In biscuits fat (or margarine) is one of the main ingredients besides flour and sugar. In the application the fat is called shortening. By coating of the gluten of the flour, the dough will be not so elastic as a bread dough: the dough stays “short”.
Large biscuit manufacturers are buying and storing hot (melted) fat in tanks and apply it as such or first let crystallise in cooling equipment before it is used.
The fat (or margarine) can be supplied in two ways:
The main characteristics of a fat are:
Oil modification techniques
Oils and fats have their own characteristics. The required characteristics of the fat in various kinds of baked products and biscuits can vary largely.
These characteristics cannot be obtained by the fats as found in nature.
Oil modification techniques have been developed to obtain the various characteristics.
There are 3 oil modification techniques:
Since trans fats have been banned, more and more interesterified mixtures are used in fatblends to fulfil the requirements for the typical applications in foods.
By blending of oils and one or more fatcomponents (from these oil modification techniques) the characteristics, required for a certain application, can be obtained.
Fats in biscuits
For the application in biscuits the level and the type of fat is important for:
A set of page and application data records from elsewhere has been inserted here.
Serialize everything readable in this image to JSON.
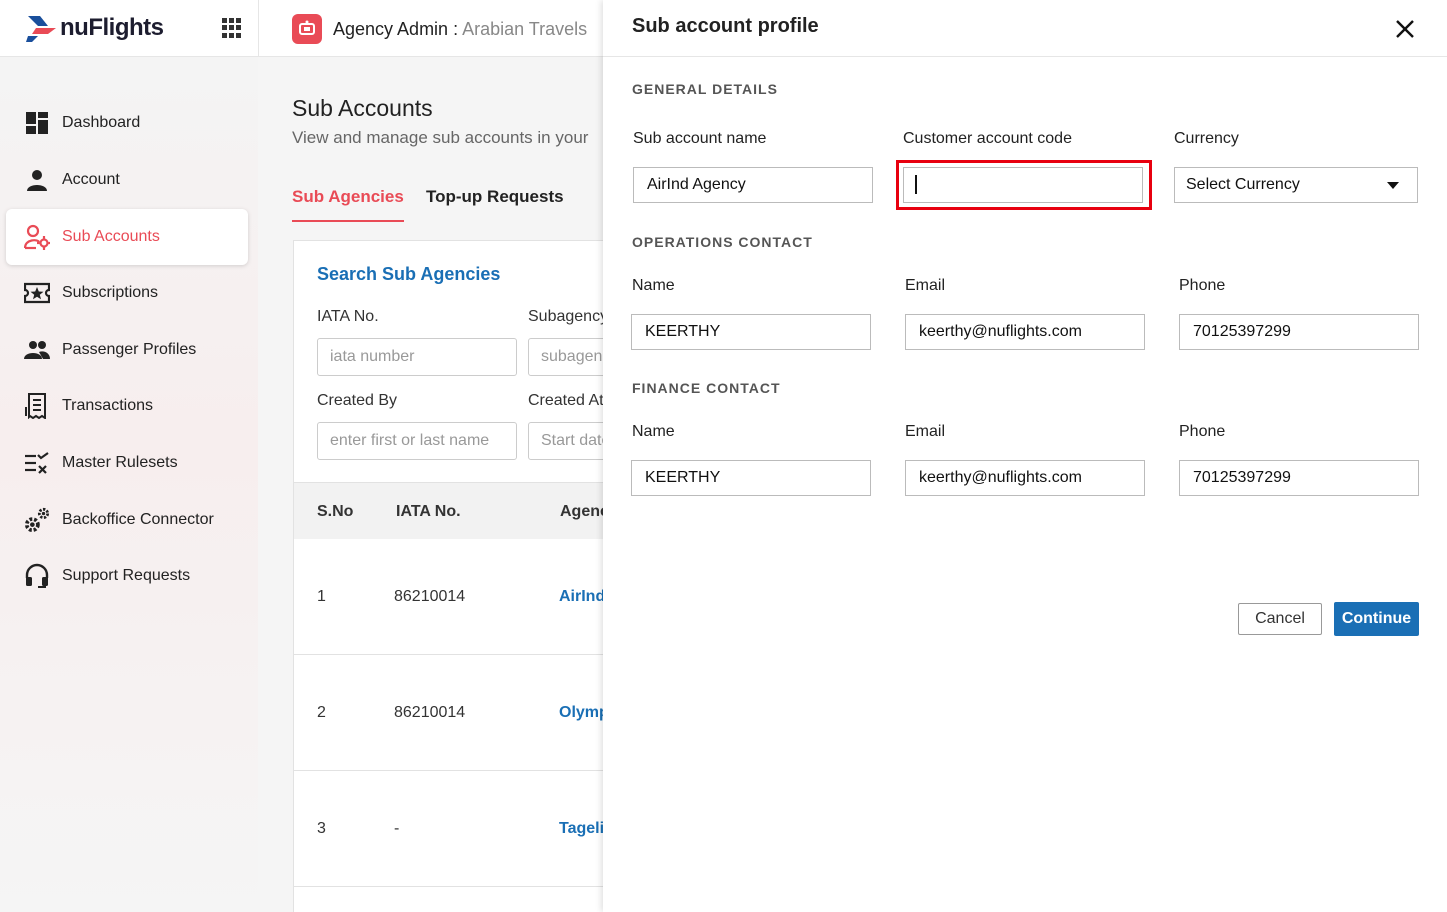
{
  "brand": {
    "name": "nuFlights",
    "accent": "#e94b56",
    "link": "#1a6fb5"
  },
  "header": {
    "title_label": "Agency Admin :",
    "agency_name": "Arabian Travels"
  },
  "sidebar": {
    "items": [
      {
        "label": "Dashboard",
        "icon": "dashboard-icon"
      },
      {
        "label": "Account",
        "icon": "person-icon"
      },
      {
        "label": "Sub Accounts",
        "icon": "sub-accounts-icon",
        "active": true
      },
      {
        "label": "Subscriptions",
        "icon": "ticket-star-icon"
      },
      {
        "label": "Passenger Profiles",
        "icon": "people-icon"
      },
      {
        "label": "Transactions",
        "icon": "receipt-icon"
      },
      {
        "label": "Master Rulesets",
        "icon": "rules-icon"
      },
      {
        "label": "Backoffice Connector",
        "icon": "gears-icon"
      },
      {
        "label": "Support Requests",
        "icon": "headset-icon"
      }
    ]
  },
  "main": {
    "title": "Sub Accounts",
    "subtitle": "View and manage sub accounts in your",
    "tabs": [
      {
        "label": "Sub Agencies",
        "active": true
      },
      {
        "label": "Top-up Requests"
      }
    ],
    "search": {
      "title": "Search Sub Agencies",
      "iata_label": "IATA No.",
      "iata_placeholder": "iata number",
      "subagency_label": "Subagency",
      "subagency_placeholder": "subagenc",
      "created_by_label": "Created By",
      "created_by_placeholder": "enter first or last name",
      "created_at_label": "Created At",
      "created_at_placeholder": "Start date"
    },
    "table": {
      "headers": [
        "S.No",
        "IATA No.",
        "Agenc"
      ],
      "rows": [
        {
          "sno": "1",
          "iata": "86210014",
          "agency": "AirInd"
        },
        {
          "sno": "2",
          "iata": "86210014",
          "agency": "Olymp"
        },
        {
          "sno": "3",
          "iata": "-",
          "agency": "Tageli"
        }
      ]
    }
  },
  "panel": {
    "title": "Sub account profile",
    "general": {
      "heading": "GENERAL DETAILS",
      "name_label": "Sub account name",
      "name_value": "AirInd Agency",
      "code_label": "Customer account code",
      "code_value": "",
      "currency_label": "Currency",
      "currency_value": "Select Currency"
    },
    "operations": {
      "heading": "OPERATIONS CONTACT",
      "name_label": "Name",
      "name_value": "KEERTHY",
      "email_label": "Email",
      "email_value": "keerthy@nuflights.com",
      "phone_label": "Phone",
      "phone_value": "70125397299"
    },
    "finance": {
      "heading": "FINANCE CONTACT",
      "name_label": "Name",
      "name_value": "KEERTHY",
      "email_label": "Email",
      "email_value": "keerthy@nuflights.com",
      "phone_label": "Phone",
      "phone_value": "70125397299"
    },
    "cancel_label": "Cancel",
    "continue_label": "Continue"
  }
}
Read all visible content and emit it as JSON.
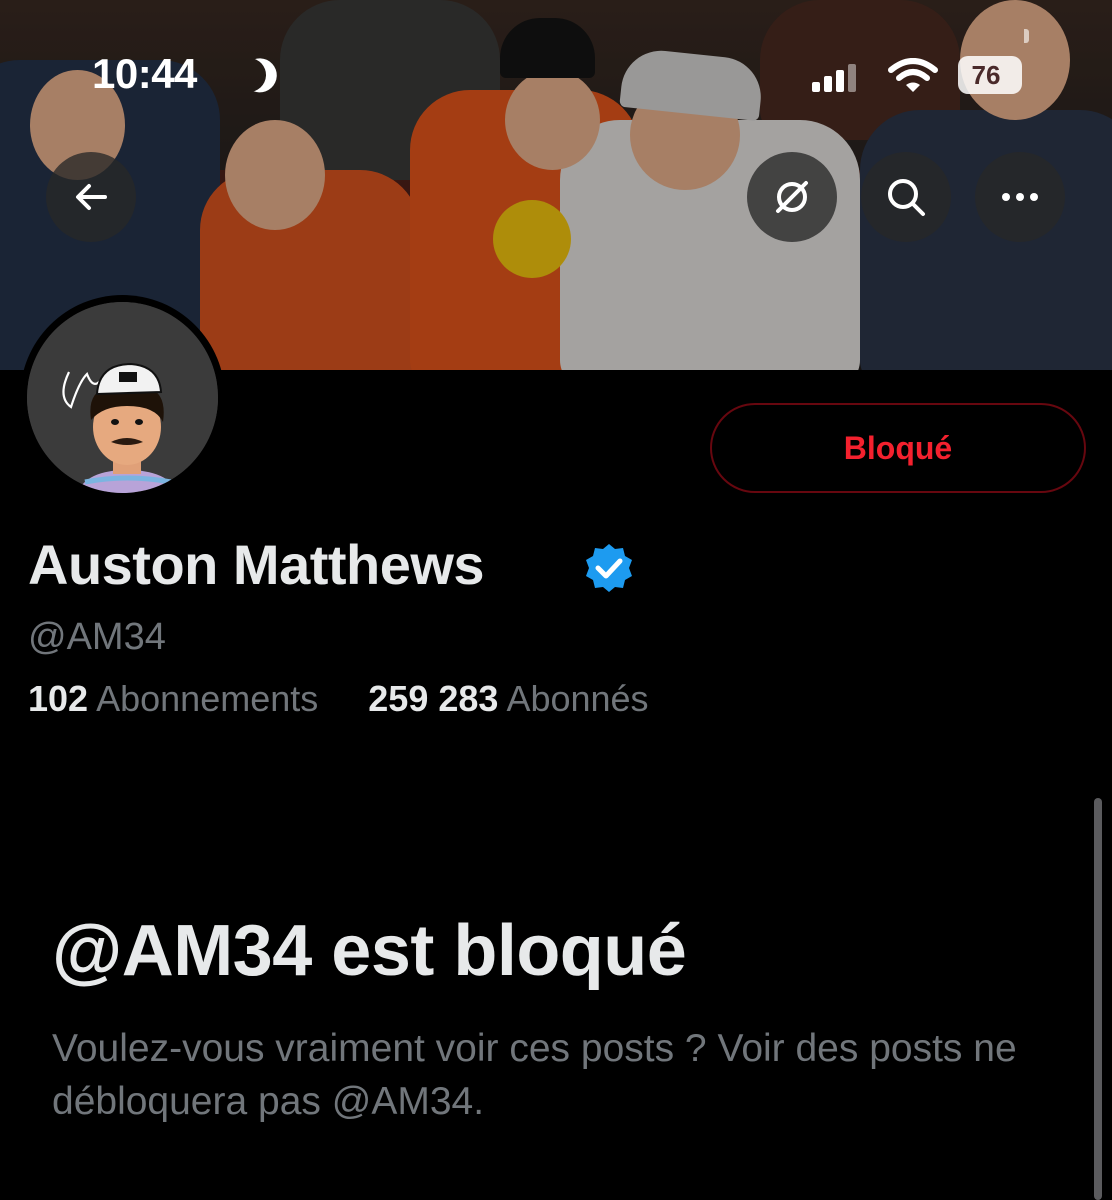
{
  "status_bar": {
    "time": "10:44",
    "battery": "76"
  },
  "header": {
    "back_icon": "arrow-left-icon",
    "grok_icon": "grok-slash-circle-icon",
    "search_icon": "search-icon",
    "more_icon": "more-horizontal-icon"
  },
  "avatar_signature": "AM34",
  "profile": {
    "display_name": "Auston Matthews",
    "handle": "@AM34",
    "verified": true,
    "following_count": "102",
    "following_label": "Abonnements",
    "followers_count": "259 283",
    "followers_label": "Abonnés"
  },
  "action": {
    "blocked_label": "Bloqué"
  },
  "blocked_notice": {
    "title": "@AM34 est bloqué",
    "description": "Voulez-vous vraiment voir ces posts ? Voir des posts ne débloquera pas @AM34."
  },
  "colors": {
    "background": "#000000",
    "text_primary": "#e7e9ea",
    "text_secondary": "#71767b",
    "danger": "#f4212e",
    "danger_border": "#67070f",
    "verified": "#1d9bf0"
  }
}
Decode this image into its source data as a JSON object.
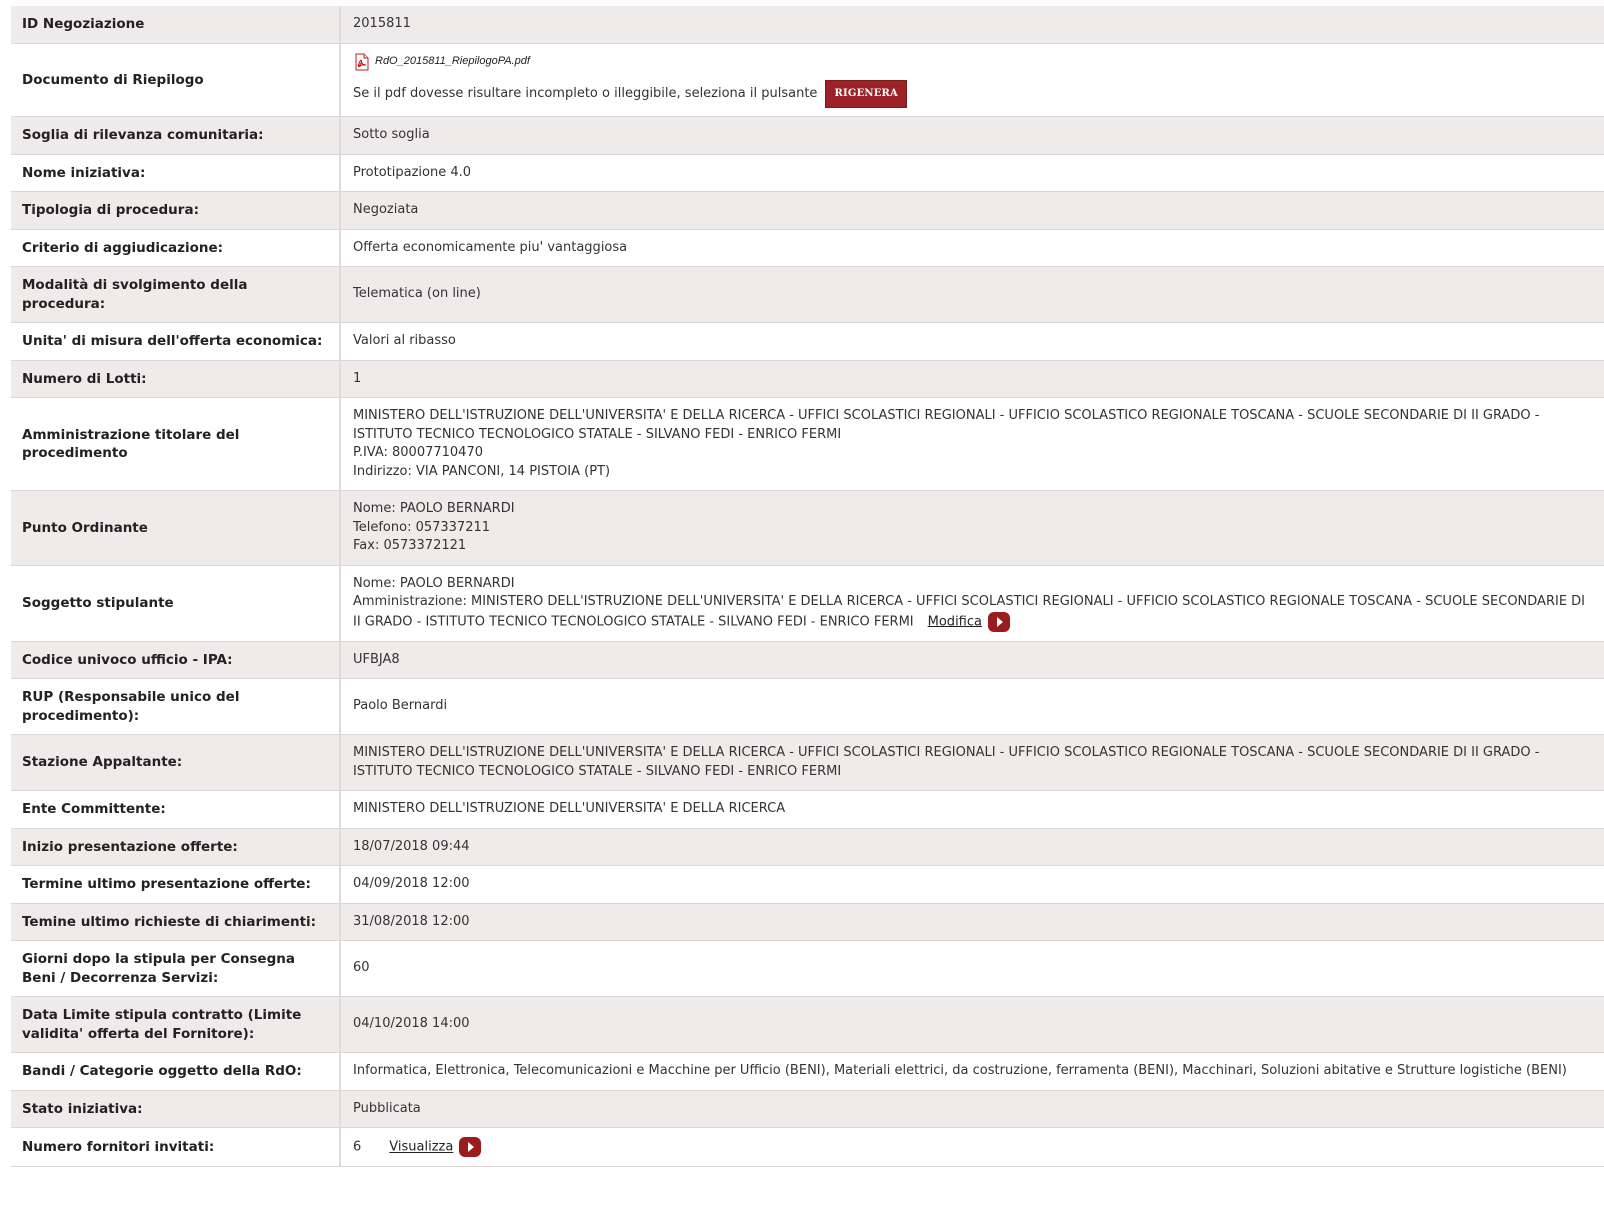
{
  "rows": {
    "id_negoziazione": {
      "label": "ID Negoziazione",
      "value": "2015811"
    },
    "documento": {
      "label": "Documento di Riepilogo",
      "file_name": "RdO_2015811_RiepilogoPA.pdf",
      "file_icon": "pdf-icon",
      "note": "Se il pdf dovesse risultare incompleto o illeggibile, seleziona il pulsante",
      "regen_label": "RIGENERA"
    },
    "soglia": {
      "label": "Soglia di rilevanza comunitaria:",
      "value": "Sotto soglia"
    },
    "nome_iniziativa": {
      "label": "Nome iniziativa:",
      "value": "Prototipazione 4.0"
    },
    "tipologia": {
      "label": "Tipologia di procedura:",
      "value": "Negoziata"
    },
    "criterio": {
      "label": "Criterio di aggiudicazione:",
      "value": "Offerta economicamente piu' vantaggiosa"
    },
    "modalita": {
      "label": "Modalità di svolgimento della procedura:",
      "value": "Telematica (on line)"
    },
    "unita_misura": {
      "label": "Unita' di misura dell'offerta economica:",
      "value": "Valori al ribasso"
    },
    "numero_lotti": {
      "label": "Numero di Lotti:",
      "value": "1"
    },
    "amministrazione": {
      "label": "Amministrazione titolare del procedimento",
      "name": "MINISTERO DELL'ISTRUZIONE DELL'UNIVERSITA' E DELLA RICERCA - UFFICI SCOLASTICI REGIONALI - UFFICIO SCOLASTICO REGIONALE TOSCANA - SCUOLE SECONDARIE DI II GRADO - ISTITUTO TECNICO TECNOLOGICO STATALE - SILVANO FEDI - ENRICO FERMI",
      "piva": "P.IVA: 80007710470",
      "indirizzo": "Indirizzo: VIA PANCONI, 14 PISTOIA (PT)"
    },
    "punto_ordinante": {
      "label": "Punto Ordinante",
      "nome": "Nome: PAOLO BERNARDI",
      "telefono": "Telefono: 057337211",
      "fax": "Fax: 0573372121"
    },
    "soggetto_stipulante": {
      "label": "Soggetto stipulante",
      "nome": "Nome: PAOLO BERNARDI",
      "amministrazione": "Amministrazione: MINISTERO DELL'ISTRUZIONE DELL'UNIVERSITA' E DELLA RICERCA - UFFICI SCOLASTICI REGIONALI - UFFICIO SCOLASTICO REGIONALE TOSCANA - SCUOLE SECONDARIE DI II GRADO - ISTITUTO TECNICO TECNOLOGICO STATALE - SILVANO FEDI - ENRICO FERMI",
      "modifica_label": "Modifica"
    },
    "codice_ipa": {
      "label": "Codice univoco ufficio - IPA:",
      "value": "UFBJA8"
    },
    "rup": {
      "label": "RUP (Responsabile unico del procedimento):",
      "value": "Paolo Bernardi"
    },
    "stazione": {
      "label": "Stazione Appaltante:",
      "value": "MINISTERO DELL'ISTRUZIONE DELL'UNIVERSITA' E DELLA RICERCA - UFFICI SCOLASTICI REGIONALI - UFFICIO SCOLASTICO REGIONALE TOSCANA - SCUOLE SECONDARIE DI II GRADO - ISTITUTO TECNICO TECNOLOGICO STATALE - SILVANO FEDI - ENRICO FERMI"
    },
    "ente": {
      "label": "Ente Committente:",
      "value": "MINISTERO DELL'ISTRUZIONE DELL'UNIVERSITA' E DELLA RICERCA"
    },
    "inizio": {
      "label": "Inizio presentazione offerte:",
      "value": "18/07/2018 09:44"
    },
    "termine": {
      "label": "Termine ultimo presentazione offerte:",
      "value": "04/09/2018 12:00"
    },
    "chiarimenti": {
      "label": "Temine ultimo richieste di chiarimenti:",
      "value": "31/08/2018 12:00"
    },
    "giorni": {
      "label": "Giorni dopo la stipula per Consegna Beni / Decorrenza Servizi:",
      "value": "60"
    },
    "data_limite": {
      "label": "Data Limite stipula contratto (Limite validita' offerta del Fornitore):",
      "value": "04/10/2018 14:00"
    },
    "bandi": {
      "label": "Bandi / Categorie oggetto della RdO:",
      "value": "Informatica, Elettronica, Telecomunicazioni e Macchine per Ufficio (BENI), Materiali elettrici, da costruzione, ferramenta (BENI), Macchinari, Soluzioni abitative e Strutture logistiche (BENI)"
    },
    "stato": {
      "label": "Stato iniziativa:",
      "value": "Pubblicata"
    },
    "fornitori": {
      "label": "Numero fornitori invitati:",
      "value": "6",
      "visualizza_label": "Visualizza"
    }
  },
  "colors": {
    "row_alt": "#efebeb",
    "accent_red": "#9b2226"
  }
}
Main effects can be summarised as follows:
|Dough hardness||Spread in the oven||Hardness of the biscuit|
|Higher N-values||Harder||No influence||Harder|
|Higher fat level||Softer||More spread||Softer|
As stated by American Heart Association:
Based on a large body of evidence, it is apparent that the optimal diet for reducing risk of chronic diseases is one in which saturated fatty acids are reduced and trans fatty acids from manufactured fats are virtually eliminated. Because of the growing health benefits recognized for unsaturated fatty acids, it is likely that a mixture of these fatty acids in the diet will give the greatest health benefits within the context of a total fat intake that is considered moderate.
Since 1993 it became clear that trans fatty acids obtained by partially hardening/hydrogenation were even worse then saturated fatty acids concerning influence on cholesterol level and risk for Coronary Heart Disease.
Fatblends for all kind of margarines and fats for the various foods application were redefined without loosing the characteristics for the application so actually without negative influence on the application. Almost no partially hardened components are used anymore but more fractions and interesterified components
By taking out trans fatty acids the safa content increased to keep functionality.
The last years there is a new challenge to lower the safa content in applied fats. Some food manufacturers ask already for possibilities of lower safa fats with similar functionality. With new fractions and newly developed interesterified components functionality in the application can be possibly achieved but keeping similar taste keepability (and so shelf life) is more difficult. With less safa and so more unsaturated fatty acids (mufa or pufa) the risk for oxidation so formation of off taste components is higher.
For more info see also www.fatsforfoods.com